Carrie's post and commentary of her encounter at Whole Foods reminded me or I should say made me think about my food beliefs a bit.
Back in October, I went to a large dog conference. Though I tend to do horribly eating at conferences, I did manage to socialize and eat dinner every night. I remember on the night before the conference ended, a big group of us--10 or 11 people went to the Old Spaghetti Factory. I'd never been here, but everyone said how good it was.
I remember ordering some angel hair pasta with mushrooms over a marinara sauce. L., a woman who I had dinner with almost every night and who I knew from past conferences, sat beside me. After the orders were taken, I remember leaning over toward her and saying something to the effects of, "I'm surprised they don't have whole wheat pasta. Normally, that's what I would have eaten."
Her reply to me was "that's because you are a health nut."
Maybe I am. Maybe I'm not. Maybe it's just a convenient way to mask the eating disorder. I'm sure many of us are used to that. The thing is, however, I question how much my thinking has come to the point of becoming ingrained. How much is changeable?
Example: if I'm choosing between a white baguette and a multigrain one, I always choose the latter. I tell my self it is healthier, has more nutrients than the white, therefore, I should only eat that one. This is true, but it's the point that I really don't allow myself to eat the one that is less nutritionally valued.
I do this with other items too--white potato versus sweet potato, lowfat yogurt versus nonfat Greek yogurt, iceberg lettuce versus romaine lettuce, green pepper versus red pepper, white flour versus wheat flour (in the dogs' case, it would be wheat flour versus oat or white/brown rice flour), whole wheat pasta versus regular pasta, and you see the drift here. My choices wind up becoming based on what is nutritionally "better, more dense" than for purely what I may want or what has more taste.
This is what we are all told, right? We should choose foods that are nutritionally dense, balanced, just simply healthier for you. So when you're in recovery, trying to unhinge that mindset a bit, how much can you change really? How much becomes almost instinctual by now?
This is not to say that I don't eat some foods that have the item I would normally not choose (example I'm an animal cracker addict), it's just when push comes to shove, I'll go with the item with more nutrients.

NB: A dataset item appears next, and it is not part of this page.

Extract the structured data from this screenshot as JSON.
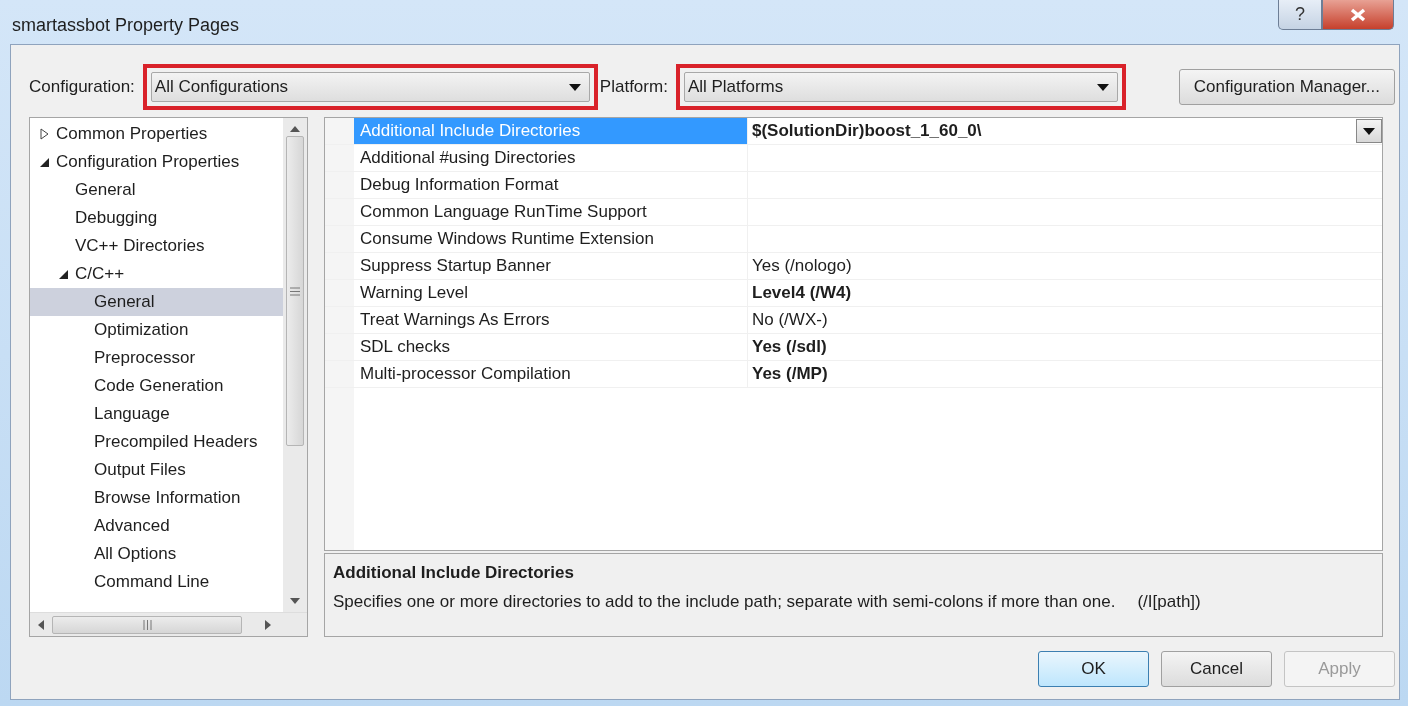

I'm certainly not trying to knock people who choose healthier options for health reasons, but when does it become about choice versus instinct? Right now, I'm grappling with that question and trying to figure out a balance somewhere.